The QUARTILE.EXC function returns the quartile of the data set, based on percentile values from 0…1, exclusive.
 This function was introduced in Excel 2010 and so is not available in earlier versions.
Syntax
=QUARTILE.EXC(array,quart)
Arguments
Argument  Description  

array  The range of data values for which you want to calculate the specified quartile  
quart  An integer between 1 and 3, representing the required quartile

Note: The QUARTILE.EXC function can’t calculate the 0’th or the 4’th quartile as the calculation is based on the range 0 to 1 exclusive.
If the requested quartile falls between two of the values in the supplied array, Excel interpolates between these values to calculate the quartile value.
Examples
A  B  C  D  E  

1  Data  Formula  Result  Notes  
2  9  =QUARTILE.EXC(A2:A10,1)  11.5  Locates the position of the first quartile  
3  37  =QUARTILE.EXC(A2:A10,2)  20  Locates the position of the second quartile  
4  6  =QUARTILE.EXC(A2:A10,3)  32  Locates the position of the third quartile  
5  16  
6  26  
7  32  
8  32  
9  14 
Note: The Quartile.Inc function is closely related to the PERCENTILE.EXC such that:
 The 1st quartile is the same as the 25th percentile
 The 2nd quartile is the same as the 50th percentile
 The 3rd quartile is the same as the 75th percentile
Common Function Error(s)
Problem  What went wrong  

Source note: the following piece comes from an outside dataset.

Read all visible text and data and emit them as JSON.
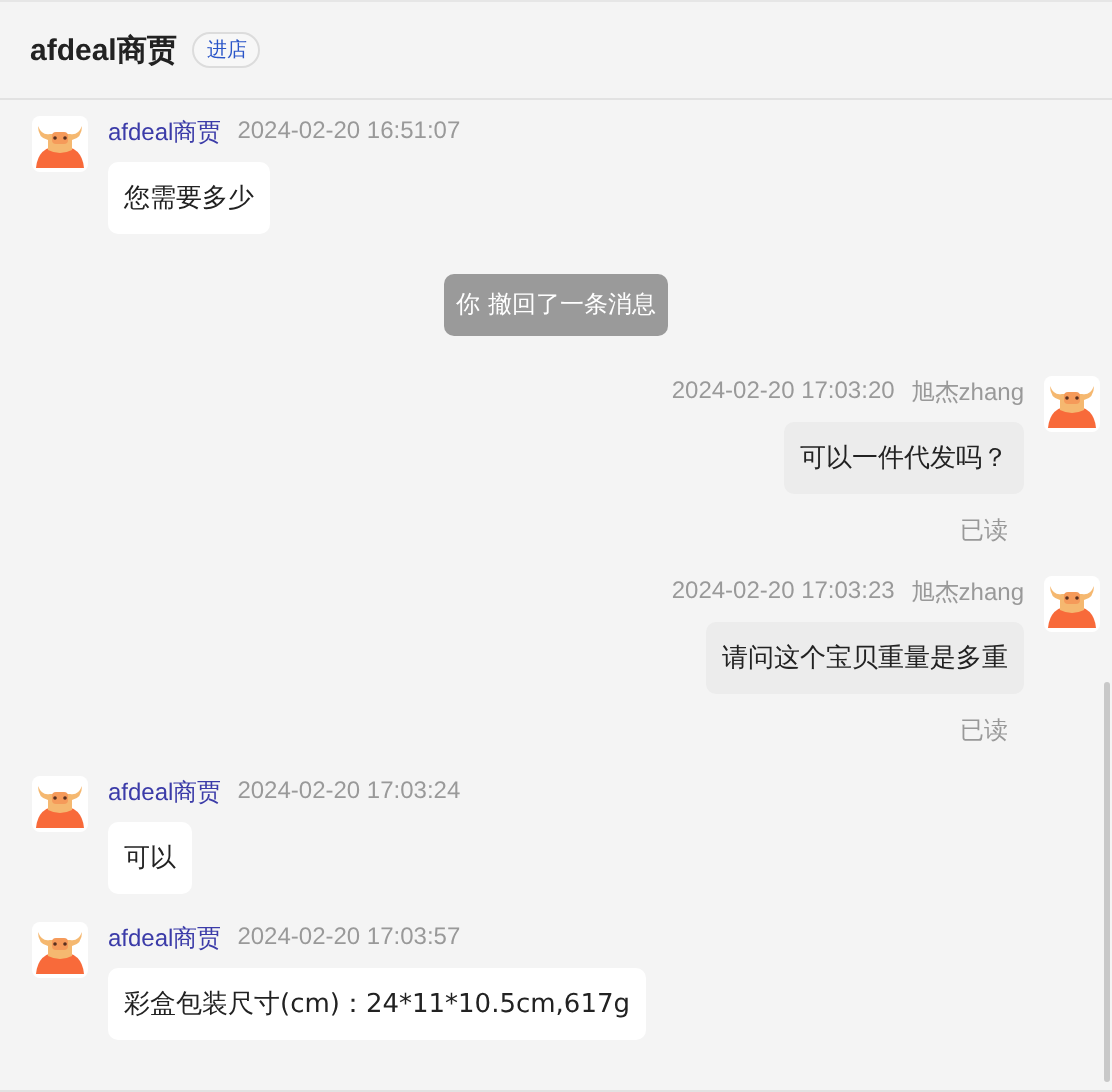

#VALUE!  Occurs if the supplied value of quart cannot be interpreted as a numeric value  
#NUM!  Occurs if either:

The 1st, 2nd, 3rd or 4th quartile of a range of data is the value that 25%, 50%, 75% or 100% (respectively) of the data values fall within.
The QUARTILE.INC and QUARTILE.EXC functions both find a requested quartile of a supplied data set. The difference between these two functions is that the QUARTILE.INC function bases its calculation on a percentile range of 0 to 1 inclusive, while the QUARTILE.EXE function bases its calculation on a percentile range of 0 to 1 exclusive.
See Wikipedia for more information on quartile.